## Required work:
Each line in the listing below that includes "value" should be counted; give the total and nothing more.

═══ Recorded data

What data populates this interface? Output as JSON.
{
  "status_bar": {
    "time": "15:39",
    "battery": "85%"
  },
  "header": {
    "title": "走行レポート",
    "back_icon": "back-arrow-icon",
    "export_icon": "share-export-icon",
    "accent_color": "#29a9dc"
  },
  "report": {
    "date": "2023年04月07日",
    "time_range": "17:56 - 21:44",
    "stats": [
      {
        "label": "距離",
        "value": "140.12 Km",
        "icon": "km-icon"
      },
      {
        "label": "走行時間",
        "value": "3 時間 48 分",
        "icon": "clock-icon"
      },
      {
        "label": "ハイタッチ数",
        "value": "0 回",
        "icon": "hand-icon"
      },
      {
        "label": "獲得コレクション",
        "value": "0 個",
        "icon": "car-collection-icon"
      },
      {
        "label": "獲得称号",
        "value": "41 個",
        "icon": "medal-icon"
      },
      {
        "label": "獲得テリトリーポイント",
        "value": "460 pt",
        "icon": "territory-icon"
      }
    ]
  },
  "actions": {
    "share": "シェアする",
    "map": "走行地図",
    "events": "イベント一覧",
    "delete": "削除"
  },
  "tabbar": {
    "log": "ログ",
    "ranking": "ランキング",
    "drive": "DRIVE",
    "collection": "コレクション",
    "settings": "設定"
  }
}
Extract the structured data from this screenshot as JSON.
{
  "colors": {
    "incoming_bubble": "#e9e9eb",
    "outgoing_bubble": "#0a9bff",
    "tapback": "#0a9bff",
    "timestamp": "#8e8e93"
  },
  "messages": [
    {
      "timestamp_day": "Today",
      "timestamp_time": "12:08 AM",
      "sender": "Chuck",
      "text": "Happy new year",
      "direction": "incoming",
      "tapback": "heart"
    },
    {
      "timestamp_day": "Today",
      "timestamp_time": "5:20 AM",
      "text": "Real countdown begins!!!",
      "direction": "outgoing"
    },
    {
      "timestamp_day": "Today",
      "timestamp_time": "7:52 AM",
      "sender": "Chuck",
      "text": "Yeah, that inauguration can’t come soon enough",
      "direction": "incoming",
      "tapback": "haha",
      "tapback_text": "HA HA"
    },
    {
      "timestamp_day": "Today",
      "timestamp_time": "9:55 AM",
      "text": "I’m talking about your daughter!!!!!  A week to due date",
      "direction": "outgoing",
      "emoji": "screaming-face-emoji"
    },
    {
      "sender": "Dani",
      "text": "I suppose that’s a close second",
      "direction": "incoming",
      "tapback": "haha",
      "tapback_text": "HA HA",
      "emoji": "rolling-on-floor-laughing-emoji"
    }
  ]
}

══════

## Answer below:
6